Should the lava lake continue its current trend and end up being visible from the overlook, Ronia predicted that the park could be overrun by visitors from all over the state and the world.
“People will get on planes to come out here to see that,” she said.
But planes weren’t necessary for many of the onlookers at Jaggar Museum on Saturday. Among those visiting the park were a host of Big Isle residents eager to see what all the recent fuss has been about.
Hilo resident Kohala Lopes, 36, held aloft 1-year-old Zeus Martin as Aleka Martin, 29, held up Ulalena Martin, 5, to check out the smoke column rising from the crater.
“Whenever we have time we try to come up here,” Lopes said. “We saw in the newspaper that the lake levels were getting high, so we thought we should come back, just to see it for ourselves. I’ve been coming up here since I was really small, and I’ve never seen the kind of activity it’s been getting.”

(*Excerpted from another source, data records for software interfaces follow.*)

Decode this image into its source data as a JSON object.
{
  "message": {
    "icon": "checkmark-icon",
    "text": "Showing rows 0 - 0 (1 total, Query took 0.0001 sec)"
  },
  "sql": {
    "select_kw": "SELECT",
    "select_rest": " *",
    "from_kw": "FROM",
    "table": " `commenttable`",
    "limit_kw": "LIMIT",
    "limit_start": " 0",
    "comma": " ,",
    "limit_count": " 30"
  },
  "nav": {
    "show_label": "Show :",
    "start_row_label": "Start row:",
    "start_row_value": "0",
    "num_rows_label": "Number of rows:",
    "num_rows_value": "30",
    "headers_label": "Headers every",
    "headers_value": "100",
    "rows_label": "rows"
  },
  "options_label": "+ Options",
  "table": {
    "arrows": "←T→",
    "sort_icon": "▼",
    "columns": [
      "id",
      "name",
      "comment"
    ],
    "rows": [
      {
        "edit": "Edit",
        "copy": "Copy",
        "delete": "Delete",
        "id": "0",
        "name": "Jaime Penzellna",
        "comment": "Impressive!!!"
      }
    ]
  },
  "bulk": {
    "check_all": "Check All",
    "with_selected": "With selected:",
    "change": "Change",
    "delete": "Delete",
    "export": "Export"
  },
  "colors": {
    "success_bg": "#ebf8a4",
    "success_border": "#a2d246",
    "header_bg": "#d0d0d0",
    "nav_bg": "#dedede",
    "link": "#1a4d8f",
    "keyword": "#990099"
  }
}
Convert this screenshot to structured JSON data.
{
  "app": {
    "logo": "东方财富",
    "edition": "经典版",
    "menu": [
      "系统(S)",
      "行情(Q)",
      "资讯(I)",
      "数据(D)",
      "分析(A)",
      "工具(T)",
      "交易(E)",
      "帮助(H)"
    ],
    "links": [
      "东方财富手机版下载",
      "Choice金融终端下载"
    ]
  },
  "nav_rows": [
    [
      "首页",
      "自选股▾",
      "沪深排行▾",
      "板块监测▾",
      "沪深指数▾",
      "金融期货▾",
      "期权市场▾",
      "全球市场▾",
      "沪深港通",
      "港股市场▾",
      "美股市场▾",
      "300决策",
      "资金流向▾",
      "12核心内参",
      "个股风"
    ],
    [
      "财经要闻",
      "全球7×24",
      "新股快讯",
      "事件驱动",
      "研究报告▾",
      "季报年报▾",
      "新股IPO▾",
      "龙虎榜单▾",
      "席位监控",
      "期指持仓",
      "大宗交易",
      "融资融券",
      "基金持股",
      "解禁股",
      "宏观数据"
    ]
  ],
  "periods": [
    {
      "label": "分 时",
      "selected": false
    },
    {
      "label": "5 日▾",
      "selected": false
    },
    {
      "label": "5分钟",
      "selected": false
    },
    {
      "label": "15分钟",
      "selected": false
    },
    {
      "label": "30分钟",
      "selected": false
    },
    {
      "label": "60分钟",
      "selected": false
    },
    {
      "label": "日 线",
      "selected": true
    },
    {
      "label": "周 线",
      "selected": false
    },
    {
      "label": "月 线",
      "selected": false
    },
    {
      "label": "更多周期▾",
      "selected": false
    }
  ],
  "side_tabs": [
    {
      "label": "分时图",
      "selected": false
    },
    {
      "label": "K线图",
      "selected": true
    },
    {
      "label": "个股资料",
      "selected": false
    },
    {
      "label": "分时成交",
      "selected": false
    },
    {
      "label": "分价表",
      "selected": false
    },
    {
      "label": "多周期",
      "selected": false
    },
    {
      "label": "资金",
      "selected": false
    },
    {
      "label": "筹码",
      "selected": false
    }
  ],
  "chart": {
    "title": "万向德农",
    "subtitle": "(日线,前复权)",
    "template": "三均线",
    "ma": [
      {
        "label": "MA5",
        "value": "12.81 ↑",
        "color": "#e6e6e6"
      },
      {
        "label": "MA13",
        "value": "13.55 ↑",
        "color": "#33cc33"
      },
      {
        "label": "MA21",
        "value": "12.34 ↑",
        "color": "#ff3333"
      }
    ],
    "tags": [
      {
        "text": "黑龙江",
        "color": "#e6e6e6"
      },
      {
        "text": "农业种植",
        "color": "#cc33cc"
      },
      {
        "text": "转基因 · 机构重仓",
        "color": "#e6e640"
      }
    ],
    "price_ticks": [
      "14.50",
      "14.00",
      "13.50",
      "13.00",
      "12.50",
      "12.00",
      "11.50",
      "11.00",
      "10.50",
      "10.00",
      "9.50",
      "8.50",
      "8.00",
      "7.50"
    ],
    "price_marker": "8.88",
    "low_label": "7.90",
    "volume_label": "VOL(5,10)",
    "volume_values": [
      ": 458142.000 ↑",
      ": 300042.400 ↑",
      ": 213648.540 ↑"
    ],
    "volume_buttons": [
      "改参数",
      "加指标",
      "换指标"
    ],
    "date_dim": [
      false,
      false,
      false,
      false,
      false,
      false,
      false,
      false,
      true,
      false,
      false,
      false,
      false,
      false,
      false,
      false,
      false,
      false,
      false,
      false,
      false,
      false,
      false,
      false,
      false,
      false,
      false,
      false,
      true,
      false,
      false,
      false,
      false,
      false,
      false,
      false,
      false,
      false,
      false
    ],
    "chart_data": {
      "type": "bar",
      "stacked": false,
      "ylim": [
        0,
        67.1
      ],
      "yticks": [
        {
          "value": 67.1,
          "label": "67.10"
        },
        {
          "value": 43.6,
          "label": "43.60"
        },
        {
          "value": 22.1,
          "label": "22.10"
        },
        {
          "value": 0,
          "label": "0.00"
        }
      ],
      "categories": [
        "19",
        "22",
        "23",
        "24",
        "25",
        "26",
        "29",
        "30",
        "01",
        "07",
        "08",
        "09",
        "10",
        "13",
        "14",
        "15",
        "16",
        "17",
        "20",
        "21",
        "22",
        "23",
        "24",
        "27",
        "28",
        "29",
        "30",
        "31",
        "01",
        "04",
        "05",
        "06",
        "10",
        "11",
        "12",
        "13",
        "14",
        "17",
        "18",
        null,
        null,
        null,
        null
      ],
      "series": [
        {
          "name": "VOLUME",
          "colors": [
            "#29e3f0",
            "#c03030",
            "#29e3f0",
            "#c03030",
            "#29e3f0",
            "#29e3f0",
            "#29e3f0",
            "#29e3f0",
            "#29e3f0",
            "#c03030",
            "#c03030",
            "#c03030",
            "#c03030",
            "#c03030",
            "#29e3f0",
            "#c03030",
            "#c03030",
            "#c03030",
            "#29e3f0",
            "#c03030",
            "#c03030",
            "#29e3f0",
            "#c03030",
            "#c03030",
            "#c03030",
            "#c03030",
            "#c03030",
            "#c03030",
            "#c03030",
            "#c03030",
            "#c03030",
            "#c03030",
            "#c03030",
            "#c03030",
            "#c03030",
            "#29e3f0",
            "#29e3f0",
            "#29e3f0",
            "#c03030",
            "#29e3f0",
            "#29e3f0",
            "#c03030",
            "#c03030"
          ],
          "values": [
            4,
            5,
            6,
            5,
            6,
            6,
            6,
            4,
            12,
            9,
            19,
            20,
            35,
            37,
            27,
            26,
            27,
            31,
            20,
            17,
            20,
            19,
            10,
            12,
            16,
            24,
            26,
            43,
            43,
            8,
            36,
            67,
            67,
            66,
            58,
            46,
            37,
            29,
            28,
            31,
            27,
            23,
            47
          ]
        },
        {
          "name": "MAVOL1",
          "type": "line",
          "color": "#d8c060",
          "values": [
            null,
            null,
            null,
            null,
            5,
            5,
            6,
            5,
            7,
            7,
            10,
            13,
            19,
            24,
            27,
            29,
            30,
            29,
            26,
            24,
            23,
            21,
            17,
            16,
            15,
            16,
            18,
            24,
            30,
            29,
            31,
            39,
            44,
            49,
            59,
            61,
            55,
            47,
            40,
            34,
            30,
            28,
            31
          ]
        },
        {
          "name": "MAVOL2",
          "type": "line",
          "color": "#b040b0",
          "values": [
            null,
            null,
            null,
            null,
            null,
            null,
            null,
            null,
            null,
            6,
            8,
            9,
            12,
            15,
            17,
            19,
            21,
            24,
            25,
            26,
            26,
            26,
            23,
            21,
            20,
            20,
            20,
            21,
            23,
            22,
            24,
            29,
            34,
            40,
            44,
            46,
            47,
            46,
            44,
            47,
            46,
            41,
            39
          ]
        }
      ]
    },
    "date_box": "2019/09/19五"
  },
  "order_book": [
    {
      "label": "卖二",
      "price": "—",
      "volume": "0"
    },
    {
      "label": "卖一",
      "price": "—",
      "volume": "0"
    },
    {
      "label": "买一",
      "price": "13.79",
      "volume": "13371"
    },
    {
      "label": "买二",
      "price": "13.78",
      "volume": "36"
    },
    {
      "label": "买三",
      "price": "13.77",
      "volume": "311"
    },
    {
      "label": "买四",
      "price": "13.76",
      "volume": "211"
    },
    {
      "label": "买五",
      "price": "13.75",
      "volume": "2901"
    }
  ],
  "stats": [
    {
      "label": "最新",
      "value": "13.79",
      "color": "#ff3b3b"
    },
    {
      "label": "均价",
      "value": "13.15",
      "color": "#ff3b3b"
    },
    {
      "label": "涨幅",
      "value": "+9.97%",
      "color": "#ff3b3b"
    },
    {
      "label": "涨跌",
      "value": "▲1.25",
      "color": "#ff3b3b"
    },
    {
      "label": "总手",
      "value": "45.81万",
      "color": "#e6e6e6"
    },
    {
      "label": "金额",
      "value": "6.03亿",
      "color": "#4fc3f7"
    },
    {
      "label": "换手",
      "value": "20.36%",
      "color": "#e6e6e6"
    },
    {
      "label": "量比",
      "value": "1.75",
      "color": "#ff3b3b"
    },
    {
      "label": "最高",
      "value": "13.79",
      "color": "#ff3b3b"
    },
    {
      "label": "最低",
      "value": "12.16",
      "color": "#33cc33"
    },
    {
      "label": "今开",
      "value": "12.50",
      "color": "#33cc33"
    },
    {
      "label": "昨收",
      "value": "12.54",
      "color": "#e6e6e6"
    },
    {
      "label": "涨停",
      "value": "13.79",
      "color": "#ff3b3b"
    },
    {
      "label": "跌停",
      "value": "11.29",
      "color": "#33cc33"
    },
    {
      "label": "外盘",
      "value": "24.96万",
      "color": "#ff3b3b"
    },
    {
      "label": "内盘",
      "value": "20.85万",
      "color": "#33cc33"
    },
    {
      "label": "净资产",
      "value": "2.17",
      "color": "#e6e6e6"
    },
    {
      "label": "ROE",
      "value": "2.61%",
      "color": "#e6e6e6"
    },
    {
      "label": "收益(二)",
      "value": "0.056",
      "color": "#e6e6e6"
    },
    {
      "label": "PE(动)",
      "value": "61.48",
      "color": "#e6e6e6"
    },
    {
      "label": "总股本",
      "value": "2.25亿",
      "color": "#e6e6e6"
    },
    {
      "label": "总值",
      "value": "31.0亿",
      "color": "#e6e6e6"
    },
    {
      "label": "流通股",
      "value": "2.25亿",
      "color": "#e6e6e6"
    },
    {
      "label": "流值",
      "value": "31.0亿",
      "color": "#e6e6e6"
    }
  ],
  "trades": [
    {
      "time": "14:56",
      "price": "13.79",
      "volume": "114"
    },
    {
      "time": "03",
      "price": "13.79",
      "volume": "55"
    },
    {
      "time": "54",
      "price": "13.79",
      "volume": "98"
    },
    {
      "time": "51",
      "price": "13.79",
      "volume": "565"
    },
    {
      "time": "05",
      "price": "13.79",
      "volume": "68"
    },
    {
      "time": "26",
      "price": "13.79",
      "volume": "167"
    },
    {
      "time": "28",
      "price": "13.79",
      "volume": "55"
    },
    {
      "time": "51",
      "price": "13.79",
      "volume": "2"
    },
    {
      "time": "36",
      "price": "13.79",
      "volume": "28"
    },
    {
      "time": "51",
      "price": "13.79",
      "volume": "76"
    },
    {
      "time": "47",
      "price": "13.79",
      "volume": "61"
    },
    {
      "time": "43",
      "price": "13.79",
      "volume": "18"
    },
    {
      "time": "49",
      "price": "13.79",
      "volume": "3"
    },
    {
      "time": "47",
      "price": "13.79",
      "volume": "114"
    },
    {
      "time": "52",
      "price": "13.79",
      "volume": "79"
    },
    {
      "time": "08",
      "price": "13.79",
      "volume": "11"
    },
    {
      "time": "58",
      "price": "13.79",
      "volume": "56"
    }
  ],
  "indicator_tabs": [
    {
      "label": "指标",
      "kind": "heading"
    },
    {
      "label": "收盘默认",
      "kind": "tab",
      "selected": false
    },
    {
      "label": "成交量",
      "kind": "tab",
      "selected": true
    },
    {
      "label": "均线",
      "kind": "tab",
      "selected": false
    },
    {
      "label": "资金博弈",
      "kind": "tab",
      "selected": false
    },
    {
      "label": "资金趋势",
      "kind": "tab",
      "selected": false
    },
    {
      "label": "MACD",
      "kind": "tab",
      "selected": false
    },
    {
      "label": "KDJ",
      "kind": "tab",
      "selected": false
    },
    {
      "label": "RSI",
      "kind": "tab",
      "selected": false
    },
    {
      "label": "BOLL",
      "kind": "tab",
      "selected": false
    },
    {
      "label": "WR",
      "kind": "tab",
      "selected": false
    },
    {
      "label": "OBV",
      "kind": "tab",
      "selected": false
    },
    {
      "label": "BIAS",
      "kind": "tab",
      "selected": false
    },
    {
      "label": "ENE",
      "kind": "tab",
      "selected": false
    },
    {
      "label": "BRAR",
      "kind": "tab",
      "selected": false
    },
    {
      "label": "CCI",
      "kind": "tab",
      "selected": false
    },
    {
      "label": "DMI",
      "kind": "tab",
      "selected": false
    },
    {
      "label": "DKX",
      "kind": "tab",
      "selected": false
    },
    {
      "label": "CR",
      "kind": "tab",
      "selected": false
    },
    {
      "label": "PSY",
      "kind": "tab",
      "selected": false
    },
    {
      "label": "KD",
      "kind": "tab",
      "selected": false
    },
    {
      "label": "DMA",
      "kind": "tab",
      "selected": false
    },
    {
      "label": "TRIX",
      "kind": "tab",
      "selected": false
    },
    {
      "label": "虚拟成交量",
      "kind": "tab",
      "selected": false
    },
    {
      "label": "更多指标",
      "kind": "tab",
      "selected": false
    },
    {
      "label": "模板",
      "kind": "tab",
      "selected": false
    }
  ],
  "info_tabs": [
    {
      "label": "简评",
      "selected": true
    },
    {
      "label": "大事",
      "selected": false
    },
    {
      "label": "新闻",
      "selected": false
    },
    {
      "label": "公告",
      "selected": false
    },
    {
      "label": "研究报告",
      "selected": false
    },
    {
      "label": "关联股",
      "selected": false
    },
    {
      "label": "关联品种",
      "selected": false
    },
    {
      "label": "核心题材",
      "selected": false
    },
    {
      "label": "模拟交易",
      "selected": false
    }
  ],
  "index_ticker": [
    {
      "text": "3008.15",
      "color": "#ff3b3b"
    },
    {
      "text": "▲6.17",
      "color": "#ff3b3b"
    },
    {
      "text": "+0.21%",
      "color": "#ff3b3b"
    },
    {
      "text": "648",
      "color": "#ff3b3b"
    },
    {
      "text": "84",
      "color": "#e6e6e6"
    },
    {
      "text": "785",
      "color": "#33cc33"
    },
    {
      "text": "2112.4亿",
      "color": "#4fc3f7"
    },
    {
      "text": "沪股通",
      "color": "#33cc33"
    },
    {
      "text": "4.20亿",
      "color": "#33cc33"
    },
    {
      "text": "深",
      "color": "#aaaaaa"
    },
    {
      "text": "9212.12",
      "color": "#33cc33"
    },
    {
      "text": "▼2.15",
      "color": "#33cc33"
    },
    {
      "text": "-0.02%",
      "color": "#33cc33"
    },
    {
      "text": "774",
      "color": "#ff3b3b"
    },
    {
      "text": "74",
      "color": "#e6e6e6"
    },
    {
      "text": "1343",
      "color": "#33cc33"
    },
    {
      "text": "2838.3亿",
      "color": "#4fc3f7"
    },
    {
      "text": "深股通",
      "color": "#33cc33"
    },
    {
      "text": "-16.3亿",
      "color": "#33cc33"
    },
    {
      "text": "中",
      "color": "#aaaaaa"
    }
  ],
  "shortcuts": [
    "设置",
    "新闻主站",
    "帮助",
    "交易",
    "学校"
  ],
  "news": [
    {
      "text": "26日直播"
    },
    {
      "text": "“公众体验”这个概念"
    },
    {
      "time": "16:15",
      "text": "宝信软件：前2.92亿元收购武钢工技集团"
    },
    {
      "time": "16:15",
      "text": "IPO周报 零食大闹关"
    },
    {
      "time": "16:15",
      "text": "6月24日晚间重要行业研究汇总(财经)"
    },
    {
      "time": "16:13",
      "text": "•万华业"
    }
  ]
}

Farmer Mick Sharp of Waiohinu was visiting with his pastor and stood up at the top of the walkway of Jaggar Museum to get a better vantage point down into the crater.
“It looks to me almost like it’s shifted a little over to the left, since the last time I was here. I can’t tell,” he said as he craned his neck.
Sharp said he enjoys bringing visiting family and friends to the overlook to see the glow in the evenings.
“I get really excited when there’s activity up here,” he said. “I read online the lava lake was building, and we had to come out.”
With the anticipated increases in visitors coming to Hawaii Volcanoes National Park, rangers have been emphasizing traffic safety to prevent injuries — both to visitors and the wildlife.
“Several pairs of nene, the federally endangered Hawaiian goose, are beginning to nest near the Jaggar Museum parking lot and are sometimes spotted along roadsides and trails. Cars are the leading cause of nene fatalities, and drivers are cautioned to be alert, and to drive the speed limit,” stated the release.
Added Ronia: “We just lost a nene a few months back to a car. They mate for life, and it was part of one of our more successful pairs. It’s really a shame. We’re asking people to be more mindful when they’re driving and don’t speed.”
Drivers are also asked to follow all traffic signs and to only park in marked stalls. Visitors who plan to come after dark should bring flashlights, especially those who park at Kilauea Overlook, as cracks, rocks and other hazards are difficult to see in the dark.
“Safety is our No. 1 priority,” said Park Superintendent Cindy Orlando. “We encourage everyone to visit during this fascinating episode, but to exercise caution.
Staff will be assisting visitors with parking and interpretation of the current activities. If people come prepared and proceed as directed, they should have an unforgettable experience.”
Hawaii Volcanoes National Park is open 24 hours a day. For more information, visit www.nps.gov/havo. For webcams and daily Kilauea status updates, visit the USGS HVO website, http://hvo.wr.usgs.gov/activity/kilaueastatus.php.
Email Colin M. Stewart at firstname.lastname@example.org.